### INFORMATION SHOWN
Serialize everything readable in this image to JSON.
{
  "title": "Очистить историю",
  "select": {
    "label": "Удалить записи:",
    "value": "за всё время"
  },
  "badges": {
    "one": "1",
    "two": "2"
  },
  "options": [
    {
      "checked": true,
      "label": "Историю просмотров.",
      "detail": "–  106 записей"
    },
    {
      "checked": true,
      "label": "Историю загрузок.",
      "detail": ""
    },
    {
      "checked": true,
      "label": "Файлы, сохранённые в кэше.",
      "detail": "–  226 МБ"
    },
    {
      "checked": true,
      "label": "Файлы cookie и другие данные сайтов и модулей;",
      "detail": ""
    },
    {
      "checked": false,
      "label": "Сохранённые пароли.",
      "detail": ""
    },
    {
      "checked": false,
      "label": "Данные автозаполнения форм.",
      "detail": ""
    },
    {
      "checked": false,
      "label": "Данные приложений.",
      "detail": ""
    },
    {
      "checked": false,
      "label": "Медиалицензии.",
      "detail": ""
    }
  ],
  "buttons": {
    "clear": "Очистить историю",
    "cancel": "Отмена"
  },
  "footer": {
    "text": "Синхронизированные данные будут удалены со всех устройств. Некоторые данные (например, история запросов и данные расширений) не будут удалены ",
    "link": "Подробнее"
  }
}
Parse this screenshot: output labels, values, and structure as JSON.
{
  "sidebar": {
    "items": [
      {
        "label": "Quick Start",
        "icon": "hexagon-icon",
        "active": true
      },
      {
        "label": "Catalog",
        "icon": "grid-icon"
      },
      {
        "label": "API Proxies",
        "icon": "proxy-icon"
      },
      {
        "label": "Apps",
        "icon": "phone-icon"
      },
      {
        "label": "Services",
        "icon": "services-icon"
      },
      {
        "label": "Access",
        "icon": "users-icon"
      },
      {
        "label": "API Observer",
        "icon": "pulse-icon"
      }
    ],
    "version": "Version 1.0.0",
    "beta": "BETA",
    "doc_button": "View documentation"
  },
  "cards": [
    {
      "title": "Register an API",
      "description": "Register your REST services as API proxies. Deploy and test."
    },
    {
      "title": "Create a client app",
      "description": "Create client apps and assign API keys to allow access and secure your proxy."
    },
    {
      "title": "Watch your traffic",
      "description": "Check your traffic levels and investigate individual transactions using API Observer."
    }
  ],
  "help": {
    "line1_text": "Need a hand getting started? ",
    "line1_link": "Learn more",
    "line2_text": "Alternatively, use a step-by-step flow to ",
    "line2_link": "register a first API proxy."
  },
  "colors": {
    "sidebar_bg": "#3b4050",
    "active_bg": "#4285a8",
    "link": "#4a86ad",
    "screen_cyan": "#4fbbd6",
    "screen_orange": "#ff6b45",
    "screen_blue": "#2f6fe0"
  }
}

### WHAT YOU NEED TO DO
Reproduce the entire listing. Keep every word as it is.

### RESULT
Serialize everything readable in this image to JSON.
{
  "title": "Очистить историю",
  "select": {
    "label": "Удалить записи:",
    "value": "за всё время"
  },
  "badges": {
    "one": "1",
    "two": "2"
  },
  "options": [
    {
      "checked": true,
      "label": "Историю просмотров.",
      "detail": "–  106 записей"
    },
    {
      "checked": true,
      "label": "Историю загрузок.",
      "detail": ""
    },
    {
      "checked": true,
      "label": "Файлы, сохранённые в кэше.",
      "detail": "–  226 МБ"
    },
    {
      "checked": true,
      "label": "Файлы cookie и другие данные сайтов и модулей;",
      "detail": ""
    },
    {
      "checked": false,
      "label": "Сохранённые пароли.",
      "detail": ""
    },
    {
      "checked": false,
      "label": "Данные автозаполнения форм.",
      "detail": ""
    },
    {
      "checked": false,
      "label": "Данные приложений.",
      "detail": ""
    },
    {
      "checked": false,
      "label": "Медиалицензии.",
      "detail": ""
    }
  ],
  "buttons": {
    "clear": "Очистить историю",
    "cancel": "Отмена"
  },
  "footer": {
    "text": "Синхронизированные данные будут удалены со всех устройств. Некоторые данные (например, история запросов и данные расширений) не будут удалены ",
    "link": "Подробнее"
  }
}
Parse this screenshot: output labels, values, and structure as JSON.
{
  "sidebar": {
    "items": [
      {
        "label": "Quick Start",
        "icon": "hexagon-icon",
        "active": true
      },
      {
        "label": "Catalog",
        "icon": "grid-icon"
      },
      {
        "label": "API Proxies",
        "icon": "proxy-icon"
      },
      {
        "label": "Apps",
        "icon": "phone-icon"
      },
      {
        "label": "Services",
        "icon": "services-icon"
      },
      {
        "label": "Access",
        "icon": "users-icon"
      },
      {
        "label": "API Observer",
        "icon": "pulse-icon"
      }
    ],
    "version": "Version 1.0.0",
    "beta": "BETA",
    "doc_button": "View documentation"
  },
  "cards": [
    {
      "title": "Register an API",
      "description": "Register your REST services as API proxies. Deploy and test."
    },
    {
      "title": "Create a client app",
      "description": "Create client apps and assign API keys to allow access and secure your proxy."
    },
    {
      "title": "Watch your traffic",
      "description": "Check your traffic levels and investigate individual transactions using API Observer."
    }
  ],
  "help": {
    "line1_text": "Need a hand getting started? ",
    "line1_link": "Learn more",
    "line2_text": "Alternatively, use a step-by-step flow to ",
    "line2_link": "register a first API proxy."
  },
  "colors": {
    "sidebar_bg": "#3b4050",
    "active_bg": "#4285a8",
    "link": "#4a86ad",
    "screen_cyan": "#4fbbd6",
    "screen_orange": "#ff6b45",
    "screen_blue": "#2f6fe0"
  }
}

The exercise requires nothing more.